Excluding the impact of the one-off item of S$116 million in relation to VAH over the quarter, adjusted net profit would have come in at S$172 million - lower by 41 per cent, said the carrier in its results announcement after market closed on Tuesday.
The SIA group recognised its share of losses in VAH which results were impacted due to major accounting adjustments.
As for the parent airline company, higher passenger carriage growth fuelled a 4.2 per cent rise in revenue but this was offset by higher fuel costs. SilkAir and Scoot were hit by operating losses for the quarter on the back of an increase in fuel and expansion costs which outpaced revenue growth.
Earnings per share stood at 4.8 Singapore cents from 24.8 Singapore cents a year ago over the corresponding quarter.
The group declared an interim dividend of eight Singapore cents per share for the period under review versus 10 Singapore cents a year ago.
For the first half period, net profit slipped 69 per cent to S$196 million on the back of a 2.5 per cent improvement in revenue to S$7.9 billion.
The group said that headwinds - chiefly cost pressures from elevated fuel prices and competition in key operating markets - persist but it remains committed to its three-year transformation plan to better customer experience, grow revenue asnd raise operational efficiency.
The carrier continues to hedge its jet fuel requirements. For the second half of the financial year, it has hedged 58 per cent of fuel requirements in Singapore jet kerosene (MOPS) at a weighted average price of US$71 against current price of US$87. The group has also entered into longer-dated Brent hedges with maturity extending to FY2024, covering 46 per cent of its projected annual fuel consumption at average prices ranging from US$56-US$64 per barrel versus prevailing price of US$73 per barrel.
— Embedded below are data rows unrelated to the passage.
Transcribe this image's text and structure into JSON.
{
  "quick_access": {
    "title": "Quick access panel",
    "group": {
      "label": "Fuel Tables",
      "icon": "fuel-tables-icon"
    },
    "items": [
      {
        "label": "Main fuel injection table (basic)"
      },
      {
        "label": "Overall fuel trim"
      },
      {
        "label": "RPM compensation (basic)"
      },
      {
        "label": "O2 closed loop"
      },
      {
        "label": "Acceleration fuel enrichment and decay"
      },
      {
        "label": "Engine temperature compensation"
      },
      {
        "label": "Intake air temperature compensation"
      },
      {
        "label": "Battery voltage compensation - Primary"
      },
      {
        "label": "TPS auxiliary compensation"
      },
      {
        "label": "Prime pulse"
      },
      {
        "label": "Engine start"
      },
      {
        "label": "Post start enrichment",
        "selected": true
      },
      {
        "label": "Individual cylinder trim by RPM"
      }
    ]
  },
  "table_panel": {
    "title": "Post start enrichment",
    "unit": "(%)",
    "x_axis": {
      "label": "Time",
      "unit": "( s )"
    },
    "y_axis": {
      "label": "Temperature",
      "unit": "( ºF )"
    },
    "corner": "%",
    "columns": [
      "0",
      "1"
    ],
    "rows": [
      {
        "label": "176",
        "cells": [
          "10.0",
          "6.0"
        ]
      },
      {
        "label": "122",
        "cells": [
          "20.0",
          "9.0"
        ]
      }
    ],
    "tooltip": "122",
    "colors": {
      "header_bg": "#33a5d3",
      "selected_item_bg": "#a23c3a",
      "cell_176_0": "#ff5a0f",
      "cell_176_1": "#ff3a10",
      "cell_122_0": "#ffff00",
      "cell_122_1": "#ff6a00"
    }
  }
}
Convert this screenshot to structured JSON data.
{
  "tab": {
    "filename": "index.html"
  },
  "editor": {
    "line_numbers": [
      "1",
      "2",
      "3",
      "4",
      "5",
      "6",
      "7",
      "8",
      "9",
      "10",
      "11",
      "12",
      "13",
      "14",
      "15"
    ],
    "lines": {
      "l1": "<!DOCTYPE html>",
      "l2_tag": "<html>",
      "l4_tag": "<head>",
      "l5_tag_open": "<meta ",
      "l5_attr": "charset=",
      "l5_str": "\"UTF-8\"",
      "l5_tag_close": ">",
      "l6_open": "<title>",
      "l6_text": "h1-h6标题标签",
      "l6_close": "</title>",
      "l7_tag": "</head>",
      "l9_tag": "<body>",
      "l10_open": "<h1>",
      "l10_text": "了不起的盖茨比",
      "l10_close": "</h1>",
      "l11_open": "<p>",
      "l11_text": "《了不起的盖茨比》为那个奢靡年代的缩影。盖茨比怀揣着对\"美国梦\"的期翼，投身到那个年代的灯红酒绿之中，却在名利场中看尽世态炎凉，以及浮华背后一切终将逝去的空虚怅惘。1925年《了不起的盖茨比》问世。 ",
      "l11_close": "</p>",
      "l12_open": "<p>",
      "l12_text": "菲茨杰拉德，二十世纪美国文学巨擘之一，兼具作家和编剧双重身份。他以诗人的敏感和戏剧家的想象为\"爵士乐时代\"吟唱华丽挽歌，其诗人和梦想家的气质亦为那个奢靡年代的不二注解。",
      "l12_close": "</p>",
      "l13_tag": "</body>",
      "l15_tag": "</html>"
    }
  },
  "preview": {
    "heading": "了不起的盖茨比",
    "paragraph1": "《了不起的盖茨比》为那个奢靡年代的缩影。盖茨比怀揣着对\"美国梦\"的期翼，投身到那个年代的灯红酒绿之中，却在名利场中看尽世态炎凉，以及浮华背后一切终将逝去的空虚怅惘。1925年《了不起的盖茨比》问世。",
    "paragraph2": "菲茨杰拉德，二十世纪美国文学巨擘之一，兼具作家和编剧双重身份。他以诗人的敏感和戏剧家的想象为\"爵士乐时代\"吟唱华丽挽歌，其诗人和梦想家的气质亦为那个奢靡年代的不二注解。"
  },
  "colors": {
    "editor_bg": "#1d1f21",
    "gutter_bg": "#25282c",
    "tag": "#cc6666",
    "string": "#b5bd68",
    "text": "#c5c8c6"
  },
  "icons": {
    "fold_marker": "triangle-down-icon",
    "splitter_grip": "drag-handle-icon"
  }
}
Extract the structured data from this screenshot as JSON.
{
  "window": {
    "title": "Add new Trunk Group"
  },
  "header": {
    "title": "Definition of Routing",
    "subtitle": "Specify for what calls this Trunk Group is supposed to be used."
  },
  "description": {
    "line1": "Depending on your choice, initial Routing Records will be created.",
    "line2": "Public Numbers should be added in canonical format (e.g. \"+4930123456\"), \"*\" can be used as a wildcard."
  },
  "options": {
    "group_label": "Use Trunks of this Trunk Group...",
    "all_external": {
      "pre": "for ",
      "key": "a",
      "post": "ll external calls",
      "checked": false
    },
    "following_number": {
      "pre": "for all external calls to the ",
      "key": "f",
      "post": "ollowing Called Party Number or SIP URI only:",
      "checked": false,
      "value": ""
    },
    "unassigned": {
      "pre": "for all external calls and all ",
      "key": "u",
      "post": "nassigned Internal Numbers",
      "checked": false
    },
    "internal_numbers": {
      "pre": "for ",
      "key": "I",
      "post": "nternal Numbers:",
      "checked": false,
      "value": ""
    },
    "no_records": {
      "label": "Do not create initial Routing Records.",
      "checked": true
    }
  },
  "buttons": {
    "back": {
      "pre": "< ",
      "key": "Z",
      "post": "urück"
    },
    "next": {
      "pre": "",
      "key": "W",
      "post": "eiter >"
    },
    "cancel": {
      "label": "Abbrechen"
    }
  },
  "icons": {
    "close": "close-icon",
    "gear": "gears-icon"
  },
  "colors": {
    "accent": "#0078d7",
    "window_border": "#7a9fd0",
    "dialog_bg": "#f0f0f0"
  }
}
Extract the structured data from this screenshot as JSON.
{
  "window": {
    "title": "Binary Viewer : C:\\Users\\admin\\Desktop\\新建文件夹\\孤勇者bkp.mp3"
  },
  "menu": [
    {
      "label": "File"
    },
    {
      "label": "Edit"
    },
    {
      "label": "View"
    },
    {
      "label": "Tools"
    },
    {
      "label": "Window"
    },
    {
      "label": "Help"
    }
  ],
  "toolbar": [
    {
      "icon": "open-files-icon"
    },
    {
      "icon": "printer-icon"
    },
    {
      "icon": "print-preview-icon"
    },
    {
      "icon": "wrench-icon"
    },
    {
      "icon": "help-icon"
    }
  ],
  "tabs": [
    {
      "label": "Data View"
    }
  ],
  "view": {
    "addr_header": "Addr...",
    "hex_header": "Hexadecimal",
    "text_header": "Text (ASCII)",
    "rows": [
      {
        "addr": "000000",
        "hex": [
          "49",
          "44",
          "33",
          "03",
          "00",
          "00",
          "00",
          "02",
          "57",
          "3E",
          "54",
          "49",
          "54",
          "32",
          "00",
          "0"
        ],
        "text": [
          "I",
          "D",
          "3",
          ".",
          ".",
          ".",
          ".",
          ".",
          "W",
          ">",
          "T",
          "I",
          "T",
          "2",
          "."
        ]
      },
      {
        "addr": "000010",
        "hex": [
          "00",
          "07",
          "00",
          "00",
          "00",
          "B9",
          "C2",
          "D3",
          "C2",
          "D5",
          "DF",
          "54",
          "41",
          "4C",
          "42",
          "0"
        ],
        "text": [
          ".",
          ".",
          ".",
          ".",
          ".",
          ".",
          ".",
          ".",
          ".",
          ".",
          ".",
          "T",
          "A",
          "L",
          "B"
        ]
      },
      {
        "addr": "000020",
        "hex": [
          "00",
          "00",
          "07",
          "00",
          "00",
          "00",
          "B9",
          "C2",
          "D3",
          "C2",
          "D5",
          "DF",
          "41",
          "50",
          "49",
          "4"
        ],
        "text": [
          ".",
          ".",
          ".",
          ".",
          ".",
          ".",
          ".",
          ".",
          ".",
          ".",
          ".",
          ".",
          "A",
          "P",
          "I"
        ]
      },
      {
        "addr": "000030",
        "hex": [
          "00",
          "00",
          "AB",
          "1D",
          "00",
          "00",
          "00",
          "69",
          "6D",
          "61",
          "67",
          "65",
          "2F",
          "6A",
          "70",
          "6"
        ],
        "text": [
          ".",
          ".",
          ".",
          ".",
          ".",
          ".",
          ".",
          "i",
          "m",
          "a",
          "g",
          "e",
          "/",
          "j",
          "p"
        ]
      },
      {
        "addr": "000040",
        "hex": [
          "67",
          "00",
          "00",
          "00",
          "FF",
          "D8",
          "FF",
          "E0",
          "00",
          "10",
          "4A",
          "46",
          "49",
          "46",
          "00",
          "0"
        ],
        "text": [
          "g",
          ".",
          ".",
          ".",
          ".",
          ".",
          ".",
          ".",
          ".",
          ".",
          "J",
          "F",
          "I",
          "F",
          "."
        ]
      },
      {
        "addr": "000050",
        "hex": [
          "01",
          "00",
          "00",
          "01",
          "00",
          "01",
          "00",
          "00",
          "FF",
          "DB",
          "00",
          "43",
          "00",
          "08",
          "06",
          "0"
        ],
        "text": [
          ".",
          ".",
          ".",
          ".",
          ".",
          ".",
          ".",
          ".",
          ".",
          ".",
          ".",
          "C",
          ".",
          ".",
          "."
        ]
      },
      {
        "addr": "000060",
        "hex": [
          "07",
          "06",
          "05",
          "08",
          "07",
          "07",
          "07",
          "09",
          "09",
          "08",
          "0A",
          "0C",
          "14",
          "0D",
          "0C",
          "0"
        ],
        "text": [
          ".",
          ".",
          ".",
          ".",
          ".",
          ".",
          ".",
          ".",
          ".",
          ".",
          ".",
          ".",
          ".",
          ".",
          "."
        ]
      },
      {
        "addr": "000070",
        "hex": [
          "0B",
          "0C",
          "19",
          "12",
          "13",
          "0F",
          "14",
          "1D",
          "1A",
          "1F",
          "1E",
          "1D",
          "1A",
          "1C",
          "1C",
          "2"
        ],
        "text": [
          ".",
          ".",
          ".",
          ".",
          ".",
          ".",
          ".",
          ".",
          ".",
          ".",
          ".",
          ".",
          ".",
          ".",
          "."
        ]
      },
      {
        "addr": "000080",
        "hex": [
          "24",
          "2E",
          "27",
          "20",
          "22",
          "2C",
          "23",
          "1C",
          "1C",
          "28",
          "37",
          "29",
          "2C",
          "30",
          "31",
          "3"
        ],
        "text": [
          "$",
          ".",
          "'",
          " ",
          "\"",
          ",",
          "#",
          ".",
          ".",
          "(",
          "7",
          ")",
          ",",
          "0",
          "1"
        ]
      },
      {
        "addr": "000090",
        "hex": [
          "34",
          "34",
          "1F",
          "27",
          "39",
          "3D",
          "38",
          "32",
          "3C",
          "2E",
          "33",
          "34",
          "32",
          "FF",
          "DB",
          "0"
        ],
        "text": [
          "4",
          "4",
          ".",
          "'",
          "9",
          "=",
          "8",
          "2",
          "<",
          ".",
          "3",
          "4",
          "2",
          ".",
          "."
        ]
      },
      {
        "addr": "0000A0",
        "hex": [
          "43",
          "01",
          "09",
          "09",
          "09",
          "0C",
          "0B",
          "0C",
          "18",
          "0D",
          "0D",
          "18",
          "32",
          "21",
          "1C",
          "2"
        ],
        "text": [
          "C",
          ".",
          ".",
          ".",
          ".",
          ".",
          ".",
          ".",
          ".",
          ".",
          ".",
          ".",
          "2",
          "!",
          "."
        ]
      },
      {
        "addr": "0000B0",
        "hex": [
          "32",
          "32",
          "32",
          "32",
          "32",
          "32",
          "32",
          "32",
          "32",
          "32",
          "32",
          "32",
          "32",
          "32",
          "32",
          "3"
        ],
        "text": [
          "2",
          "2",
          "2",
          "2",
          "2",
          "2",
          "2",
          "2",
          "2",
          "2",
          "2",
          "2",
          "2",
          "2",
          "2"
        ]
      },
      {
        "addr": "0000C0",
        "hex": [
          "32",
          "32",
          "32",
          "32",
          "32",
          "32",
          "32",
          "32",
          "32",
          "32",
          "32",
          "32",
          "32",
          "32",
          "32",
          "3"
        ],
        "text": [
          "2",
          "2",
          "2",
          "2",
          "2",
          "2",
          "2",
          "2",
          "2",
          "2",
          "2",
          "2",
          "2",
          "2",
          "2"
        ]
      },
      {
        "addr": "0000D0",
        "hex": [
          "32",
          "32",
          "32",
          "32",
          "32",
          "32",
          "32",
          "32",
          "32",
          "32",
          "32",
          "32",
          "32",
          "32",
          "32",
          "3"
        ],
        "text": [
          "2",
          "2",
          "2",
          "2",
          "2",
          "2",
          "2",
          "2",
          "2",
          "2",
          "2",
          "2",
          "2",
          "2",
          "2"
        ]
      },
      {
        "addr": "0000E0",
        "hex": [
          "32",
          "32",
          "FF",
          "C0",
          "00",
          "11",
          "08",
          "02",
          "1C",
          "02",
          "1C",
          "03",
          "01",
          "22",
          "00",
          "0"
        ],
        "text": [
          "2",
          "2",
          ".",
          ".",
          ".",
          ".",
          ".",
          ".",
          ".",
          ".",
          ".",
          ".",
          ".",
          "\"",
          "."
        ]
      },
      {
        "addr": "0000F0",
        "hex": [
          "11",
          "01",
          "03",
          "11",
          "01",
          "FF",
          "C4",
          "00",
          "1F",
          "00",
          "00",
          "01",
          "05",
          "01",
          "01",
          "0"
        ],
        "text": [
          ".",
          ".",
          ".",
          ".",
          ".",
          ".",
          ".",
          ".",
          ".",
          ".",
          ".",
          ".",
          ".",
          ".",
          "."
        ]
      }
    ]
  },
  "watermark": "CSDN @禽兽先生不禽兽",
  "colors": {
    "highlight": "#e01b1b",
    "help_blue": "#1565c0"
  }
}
SIA stock finished lower by 17 Singapore cents or 1.8 per cent on Tuesday at S$9.42.